● **DATA SUPPLIED**
※ ※ ※
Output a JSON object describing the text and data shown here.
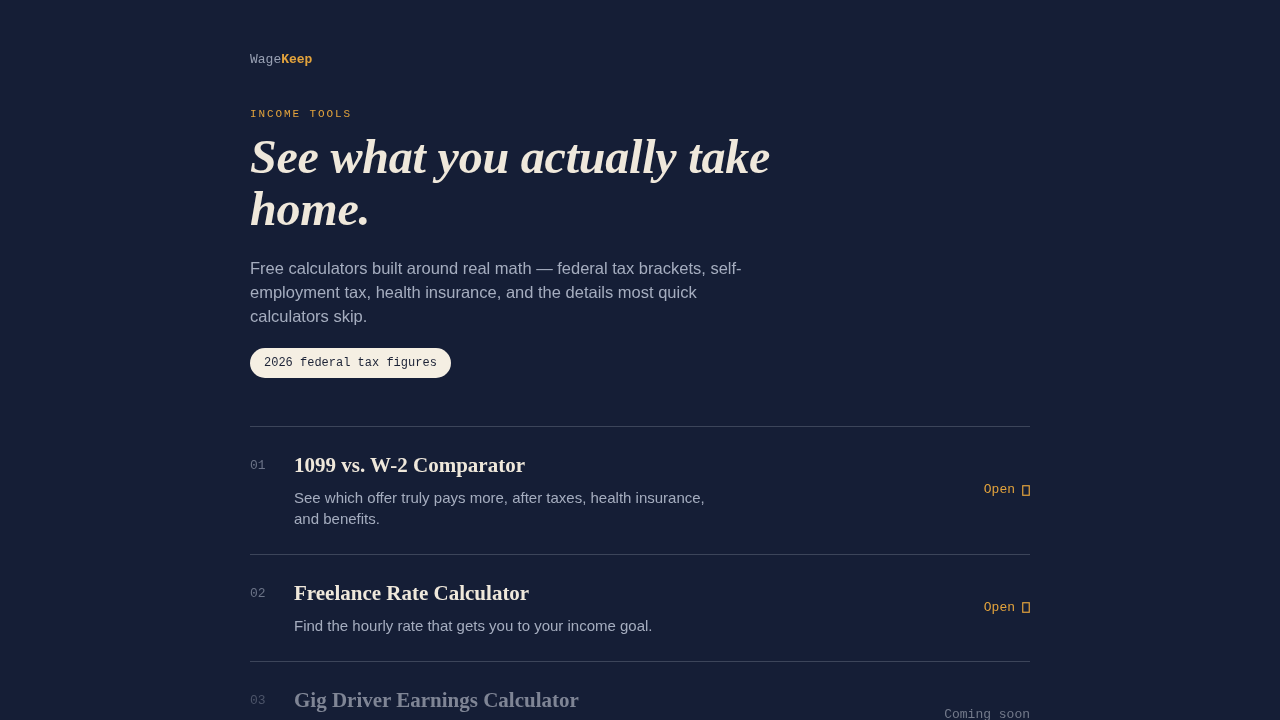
{
  "brand": {
    "name": "Wage**Keep**"
  },
  "hero": {
    "eyebrow": "INCOME TOOLS",
    "headline": "See what you actually take home.",
    "intro": "Free calculators built around real math — federal tax brackets, self-employment tax, health insurance, and the details most quick calculators skip.",
    "badge": "2026 federal tax figures"
  },
  "tools": [
    {
      "number": "01",
      "title": "1099 vs. W-2 Comparator",
      "description": "See which offer truly pays more, after taxes, health insurance, and benefits.",
      "action": "Open",
      "kind": "available"
    },
    {
      "number": "02",
      "title": "Freelance Rate Calculator",
      "description": "Find the hourly rate that gets you to your income goal.",
      "action": "Open",
      "kind": "available"
    },
    {
      "number": "03",
      "title": "Gig Driver Earnings Calculator",
      "action": "Coming soon",
      "kind": "coming_soon"
    }
  ]
}
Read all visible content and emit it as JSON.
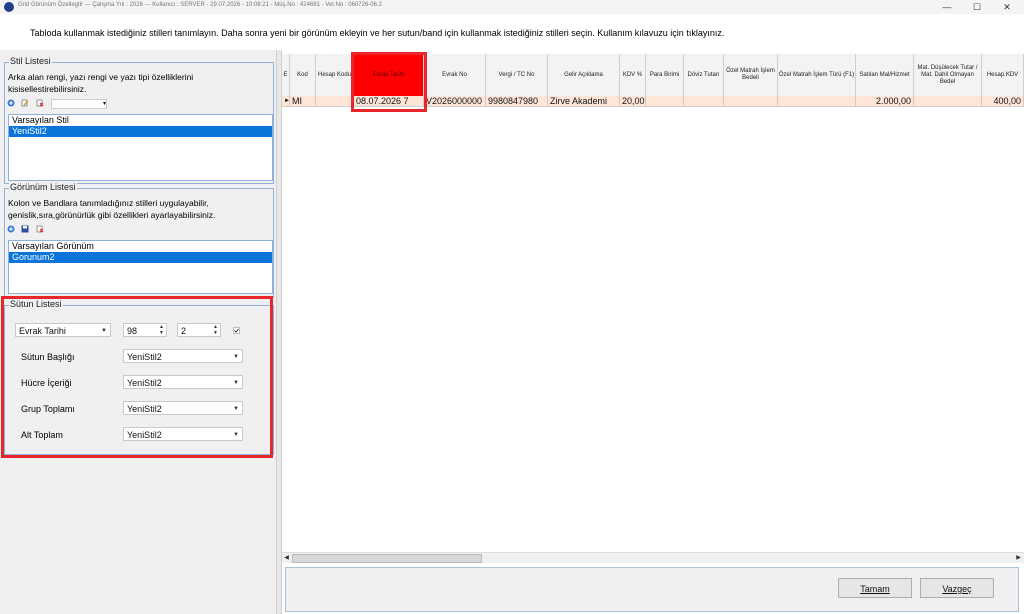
{
  "window": {
    "title": "Grid Görünüm Özellegtir  ---  Çalışma Yılı : 2026  ---  Kullanıcı : SERVER - 29.07.2026 - 10:08:21 - Müş.No : 424681 - Ver.No : 060726-06.2",
    "minimize": "—",
    "maximize": "☐",
    "close": "✕"
  },
  "instruction": "Tabloda kullanmak istediğiniz stilleri tanımlayın. Daha sonra  yeni bir görünüm ekleyin ve her sutun/band için kullanmak istediğiniz stilleri seçin. Kullanım kılavuzu için tıklayınız.",
  "stil_listesi": {
    "title": "Stil Listesi",
    "desc": "Arka alan rengi, yazı rengi ve yazı tipi özelliklerini kisisellestirebilirsiniz.",
    "items": [
      "Varsayılan Stil",
      "YeniStil2"
    ],
    "selected": "YeniStil2"
  },
  "gorunum_listesi": {
    "title": "Görünüm Listesi",
    "desc": "Kolon ve Bandlara tanımladığınız stilleri uygulayabilir, genislik,sıra,görünürlük gibi özellikleri ayarlayabilirsiniz.",
    "items": [
      "Varsayılan Görünüm",
      "Gorunum2"
    ],
    "selected": "Gorunum2"
  },
  "sutun_listesi": {
    "title": "Sütun Listesi",
    "column_select": "Evrak Tarihi",
    "width_value": "98",
    "order_value": "2",
    "fields": [
      {
        "label": "Sütun Başlığı",
        "value": "YeniStil2"
      },
      {
        "label": "Hücre İçeriği",
        "value": "YeniStil2"
      },
      {
        "label": "Grup Toplamı",
        "value": "YeniStil2"
      },
      {
        "label": "Alt Toplam",
        "value": "YeniStil2"
      }
    ]
  },
  "grid": {
    "columns": [
      "E",
      "Kod",
      "Hesap Kodu",
      "Evrak Tarihi",
      "Evrak No",
      "Vergi / TC No",
      "Gelir Açıklama",
      "KDV %",
      "Para Birimi",
      "Döviz Tutarı",
      "Özel Matrah İşlem Bedeli",
      "Özel Matrah İşlem Türü (F1)",
      "Satılan Mal/Hizmet",
      "Mat. Düşülecek Tutar / Mat. Dahil Olmayan Bedel",
      "Hesap.KDV"
    ],
    "row": [
      "MI",
      "",
      "08.07.2026 7",
      "V2026000000",
      "9980847980",
      "Zirve Akademi",
      "20,00",
      "",
      "",
      "",
      "",
      "2.000,00",
      "",
      "400,00"
    ],
    "row_pointer": "►"
  },
  "buttons": {
    "ok": "Tamam",
    "cancel": "Vazgeç"
  },
  "colors": {
    "highlight": "#e8262b",
    "selection": "#0a74d8",
    "row": "#fde6d8"
  }
}
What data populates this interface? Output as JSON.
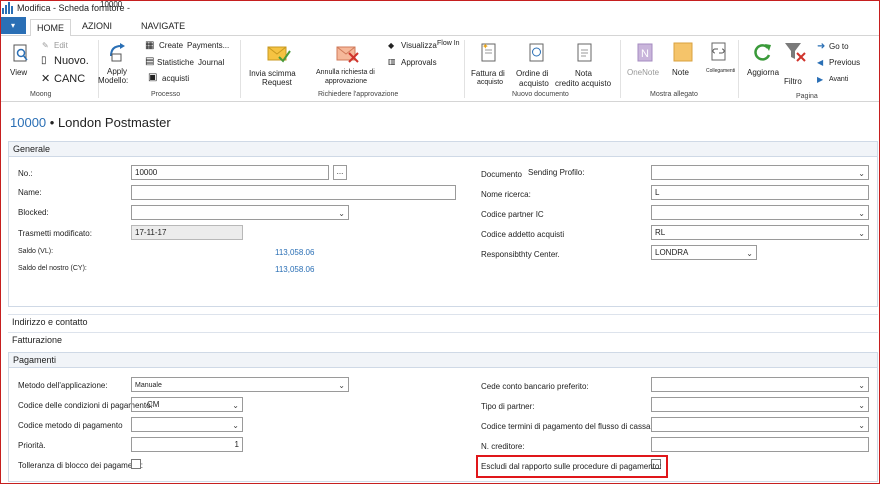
{
  "window": {
    "title": "Modifica - Scheda fornitore -",
    "title_overlap": "10000"
  },
  "ribbon": {
    "tabs": [
      "HOME",
      "AZIONI",
      "NAVIGATE"
    ],
    "moong": {
      "view": "View",
      "edit": "Edit",
      "nuovo": "Nuovo.",
      "canc": "CANC",
      "label": "Moong"
    },
    "processo": {
      "apply": "Apply",
      "modello": "Modello:",
      "create": "Create",
      "payments": "Payments...",
      "statistiche": "Statistiche",
      "journal": "Journal",
      "acquisti": "acquisti",
      "label": "Processo"
    },
    "approvazione": {
      "invia": "Invia scimma",
      "request": "Request",
      "annulla": "Annulla richiesta di",
      "approvazione_txt": "approvazione",
      "visualizza": "Visualizza",
      "flowin": "Flow In",
      "approvals": "Approvals",
      "label": "Richiedere l'approvazione"
    },
    "nuovo_doc": {
      "fattura": "Fattura di",
      "acquisto": "acquisto",
      "ordine": "Ordine di",
      "acquisto2": "acquisto",
      "nota": "Nota",
      "credito": "credito acquisto",
      "label": "Nuovo documento"
    },
    "allegato": {
      "onenote": "OneNote",
      "note": "Note",
      "collegamenti": "Collegamenti",
      "label": "Mostra allegato"
    },
    "pagina": {
      "aggiorna": "Aggiorna",
      "filtro": "Filtro",
      "goto": "Go to",
      "previous": "Previous",
      "avanti": "Avanti",
      "label": "Pagina"
    }
  },
  "heading": {
    "no": "10000",
    "sep": " • ",
    "name": "London Postmaster"
  },
  "sections": {
    "generale": "Generale",
    "indirizzo": "Indirizzo e contatto",
    "fatturazione": "Fatturazione",
    "pagamenti": "Pagamenti"
  },
  "generale": {
    "no_label": "No.:",
    "no_value": "10000",
    "name_label": "Name:",
    "blocked_label": "Blocked:",
    "trasmetti_label": "Trasmetti modificato:",
    "trasmetti_value": "17-11-17",
    "saldo_label": "Saldo (VL):",
    "saldo_value": "113,058.06",
    "saldo_nostro_label": "Saldo del nostro (CY):",
    "saldo_nostro_value": "113,058.06",
    "document_label": "Documento",
    "sending_label": "Sending Profilo:",
    "nome_ricerca_label": "Nome ricerca:",
    "nome_ricerca_value": "L",
    "codice_partner_label": "Codice partner IC",
    "codice_addetto_label": "Codice addetto acquisti",
    "codice_addetto_value": "RL",
    "resp_label": "Responsibthty Center.",
    "resp_value": "LONDRA"
  },
  "pagamenti": {
    "metodo_label": "Metodo dell'applicazione:",
    "metodo_value": "Manuale",
    "codice_cond_label": "Codice delle condizioni di pagamento:",
    "codice_cond_value": "CM",
    "codice_metodo_label": "Codice metodo di pagamento",
    "priorita_label": "Priorità.",
    "priorita_value": "1",
    "tolleranza_label": "Tolleranza di blocco dei pagamenti:",
    "cede_label": "Cede conto bancario preferito:",
    "tipo_partner_label": "Tipo di partner:",
    "codice_termini_label": "Codice termini di pagamento del flusso di cassa",
    "n_creditore_label": "N. creditore:",
    "escludi_label": "Escludi dal rapporto sulle procedure di pagamento:"
  }
}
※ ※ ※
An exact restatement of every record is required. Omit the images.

● **SOLUTION**
Output a JSON object describing the text and data shown here.
{
  "brand": {
    "name": "Wage**Keep**"
  },
  "hero": {
    "eyebrow": "INCOME TOOLS",
    "headline": "See what you actually take home.",
    "intro": "Free calculators built around real math — federal tax brackets, self-employment tax, health insurance, and the details most quick calculators skip.",
    "badge": "2026 federal tax figures"
  },
  "tools": [
    {
      "number": "01",
      "title": "1099 vs. W-2 Comparator",
      "description": "See which offer truly pays more, after taxes, health insurance, and benefits.",
      "action": "Open",
      "kind": "available"
    },
    {
      "number": "02",
      "title": "Freelance Rate Calculator",
      "description": "Find the hourly rate that gets you to your income goal.",
      "action": "Open",
      "kind": "available"
    },
    {
      "number": "03",
      "title": "Gig Driver Earnings Calculator",
      "action": "Coming soon",
      "kind": "coming_soon"
    }
  ]
}
Read all visible content and emit it as JSON.
{
  "window": {
    "title": "Grid Görünüm Özellegtir  ---  Çalışma Yılı : 2026  ---  Kullanıcı : SERVER - 29.07.2026 - 10:08:21 - Müş.No : 424681 - Ver.No : 060726-06.2",
    "minimize": "—",
    "maximize": "☐",
    "close": "✕"
  },
  "instruction": "Tabloda kullanmak istediğiniz stilleri tanımlayın. Daha sonra  yeni bir görünüm ekleyin ve her sutun/band için kullanmak istediğiniz stilleri seçin. Kullanım kılavuzu için tıklayınız.",
  "stil_listesi": {
    "title": "Stil Listesi",
    "desc": "Arka alan rengi, yazı rengi ve yazı tipi özelliklerini kisisellestirebilirsiniz.",
    "items": [
      "Varsayılan Stil",
      "YeniStil2"
    ],
    "selected": "YeniStil2"
  },
  "gorunum_listesi": {
    "title": "Görünüm Listesi",
    "desc": "Kolon ve Bandlara tanımladığınız stilleri uygulayabilir, genislik,sıra,görünürlük gibi özellikleri ayarlayabilirsiniz.",
    "items": [
      "Varsayılan Görünüm",
      "Gorunum2"
    ],
    "selected": "Gorunum2"
  },
  "sutun_listesi": {
    "title": "Sütun Listesi",
    "column_select": "Evrak Tarihi",
    "width_value": "98",
    "order_value": "2",
    "fields": [
      {
        "label": "Sütun Başlığı",
        "value": "YeniStil2"
      },
      {
        "label": "Hücre İçeriği",
        "value": "YeniStil2"
      },
      {
        "label": "Grup Toplamı",
        "value": "YeniStil2"
      },
      {
        "label": "Alt Toplam",
        "value": "YeniStil2"
      }
    ]
  },
  "grid": {
    "columns": [
      "E",
      "Kod",
      "Hesap Kodu",
      "Evrak Tarihi",
      "Evrak No",
      "Vergi / TC No",
      "Gelir Açıklama",
      "KDV %",
      "Para Birimi",
      "Döviz Tutarı",
      "Özel Matrah İşlem Bedeli",
      "Özel Matrah İşlem Türü (F1)",
      "Satılan Mal/Hizmet",
      "Mat. Düşülecek Tutar / Mat. Dahil Olmayan Bedel",
      "Hesap.KDV"
    ],
    "row": [
      "MI",
      "",
      "08.07.2026 7",
      "V2026000000",
      "9980847980",
      "Zirve Akademi",
      "20,00",
      "",
      "",
      "",
      "",
      "2.000,00",
      "",
      "400,00"
    ],
    "row_pointer": "►"
  },
  "buttons": {
    "ok": "Tamam",
    "cancel": "Vazgeç"
  },
  "colors": {
    "highlight": "#e8262b",
    "selection": "#0a74d8",
    "row": "#fde6d8"
  }
}
What data populates this interface? Output as JSON.
{
  "window": {
    "title": "Modifica - Scheda fornitore -",
    "title_overlap": "10000"
  },
  "ribbon": {
    "tabs": [
      "HOME",
      "AZIONI",
      "NAVIGATE"
    ],
    "moong": {
      "view": "View",
      "edit": "Edit",
      "nuovo": "Nuovo.",
      "canc": "CANC",
      "label": "Moong"
    },
    "processo": {
      "apply": "Apply",
      "modello": "Modello:",
      "create": "Create",
      "payments": "Payments...",
      "statistiche": "Statistiche",
      "journal": "Journal",
      "acquisti": "acquisti",
      "label": "Processo"
    },
    "approvazione": {
      "invia": "Invia scimma",
      "request": "Request",
      "annulla": "Annulla richiesta di",
      "approvazione_txt": "approvazione",
      "visualizza": "Visualizza",
      "flowin": "Flow In",
      "approvals": "Approvals",
      "label": "Richiedere l'approvazione"
    },
    "nuovo_doc": {
      "fattura": "Fattura di",
      "acquisto": "acquisto",
      "ordine": "Ordine di",
      "acquisto2": "acquisto",
      "nota": "Nota",
      "credito": "credito acquisto",
      "label": "Nuovo documento"
    },
    "allegato": {
      "onenote": "OneNote",
      "note": "Note",
      "collegamenti": "Collegamenti",
      "label": "Mostra allegato"
    },
    "pagina": {
      "aggiorna": "Aggiorna",
      "filtro": "Filtro",
      "goto": "Go to",
      "previous": "Previous",
      "avanti": "Avanti",
      "label": "Pagina"
    }
  },
  "heading": {
    "no": "10000",
    "sep": " • ",
    "name": "London Postmaster"
  },
  "sections": {
    "generale": "Generale",
    "indirizzo": "Indirizzo e contatto",
    "fatturazione": "Fatturazione",
    "pagamenti": "Pagamenti"
  },
  "generale": {
    "no_label": "No.:",
    "no_value": "10000",
    "name_label": "Name:",
    "blocked_label": "Blocked:",
    "trasmetti_label": "Trasmetti modificato:",
    "trasmetti_value": "17-11-17",
    "saldo_label": "Saldo (VL):",
    "saldo_value": "113,058.06",
    "saldo_nostro_label": "Saldo del nostro (CY):",
    "saldo_nostro_value": "113,058.06",
    "document_label": "Documento",
    "sending_label": "Sending Profilo:",
    "nome_ricerca_label": "Nome ricerca:",
    "nome_ricerca_value": "L",
    "codice_partner_label": "Codice partner IC",
    "codice_addetto_label": "Codice addetto acquisti",
    "codice_addetto_value": "RL",
    "resp_label": "Responsibthty Center.",
    "resp_value": "LONDRA"
  },
  "pagamenti": {
    "metodo_label": "Metodo dell'applicazione:",
    "metodo_value": "Manuale",
    "codice_cond_label": "Codice delle condizioni di pagamento:",
    "codice_cond_value": "CM",
    "codice_metodo_label": "Codice metodo di pagamento",
    "priorita_label": "Priorità.",
    "priorita_value": "1",
    "tolleranza_label": "Tolleranza di blocco dei pagamenti:",
    "cede_label": "Cede conto bancario preferito:",
    "tipo_partner_label": "Tipo di partner:",
    "codice_termini_label": "Codice termini di pagamento del flusso di cassa",
    "n_creditore_label": "N. creditore:",
    "escludi_label": "Escludi dal rapporto sulle procedure di pagamento:"
  }
}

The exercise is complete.